- _Instructions to follow_:
Print everything in the records exactly. Leave the pictures out.

- _Input data_:
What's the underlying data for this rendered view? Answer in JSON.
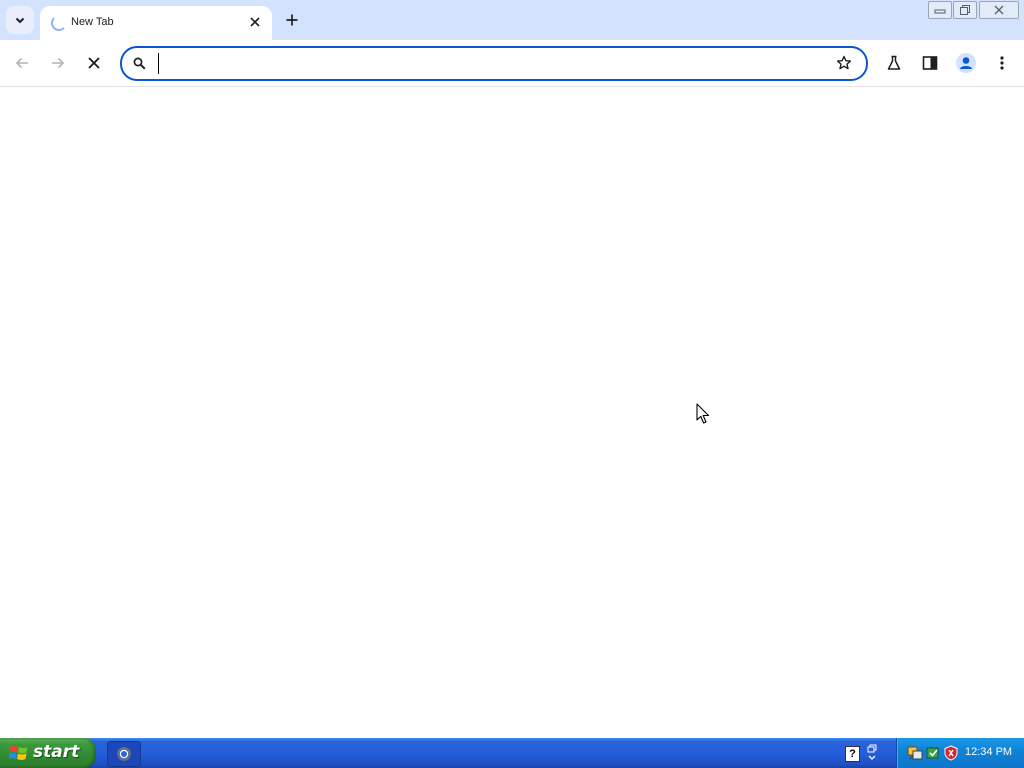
{
  "browser": {
    "tab": {
      "title": "New Tab"
    },
    "omnibox": {
      "value": "",
      "placeholder": ""
    }
  },
  "taskbar": {
    "start_label": "start",
    "clock": "12:34 PM"
  },
  "colors": {
    "tabstrip_bg": "#d3e3fd",
    "omnibox_border": "#0b57d0",
    "taskbar_blue": "#245edb",
    "start_green": "#3c9a3c",
    "tray_blue": "#0f83d9"
  },
  "icons": [
    "chevron-down-icon",
    "loading-spinner-icon",
    "close-icon",
    "plus-icon",
    "minimize-icon",
    "restore-icon",
    "window-close-icon",
    "back-arrow-icon",
    "forward-arrow-icon",
    "stop-icon",
    "search-icon",
    "bookmark-star-icon",
    "labs-flask-icon",
    "side-panel-icon",
    "profile-icon",
    "more-menu-icon",
    "windows-flag-icon",
    "chrome-icon",
    "help-icon",
    "tray-toggle-icon",
    "network-icon",
    "update-icon",
    "security-shield-icon",
    "mouse-pointer-icon"
  ]
}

- _Answer to this exercise_:
What's the underlying data for this rendered view? Answer in JSON.
{
  "browser": {
    "tab": {
      "title": "New Tab"
    },
    "omnibox": {
      "value": "",
      "placeholder": ""
    }
  },
  "taskbar": {
    "start_label": "start",
    "clock": "12:34 PM"
  },
  "colors": {
    "tabstrip_bg": "#d3e3fd",
    "omnibox_border": "#0b57d0",
    "taskbar_blue": "#245edb",
    "start_green": "#3c9a3c",
    "tray_blue": "#0f83d9"
  },
  "icons": [
    "chevron-down-icon",
    "loading-spinner-icon",
    "close-icon",
    "plus-icon",
    "minimize-icon",
    "restore-icon",
    "window-close-icon",
    "back-arrow-icon",
    "forward-arrow-icon",
    "stop-icon",
    "search-icon",
    "bookmark-star-icon",
    "labs-flask-icon",
    "side-panel-icon",
    "profile-icon",
    "more-menu-icon",
    "windows-flag-icon",
    "chrome-icon",
    "help-icon",
    "tray-toggle-icon",
    "network-icon",
    "update-icon",
    "security-shield-icon",
    "mouse-pointer-icon"
  ]
}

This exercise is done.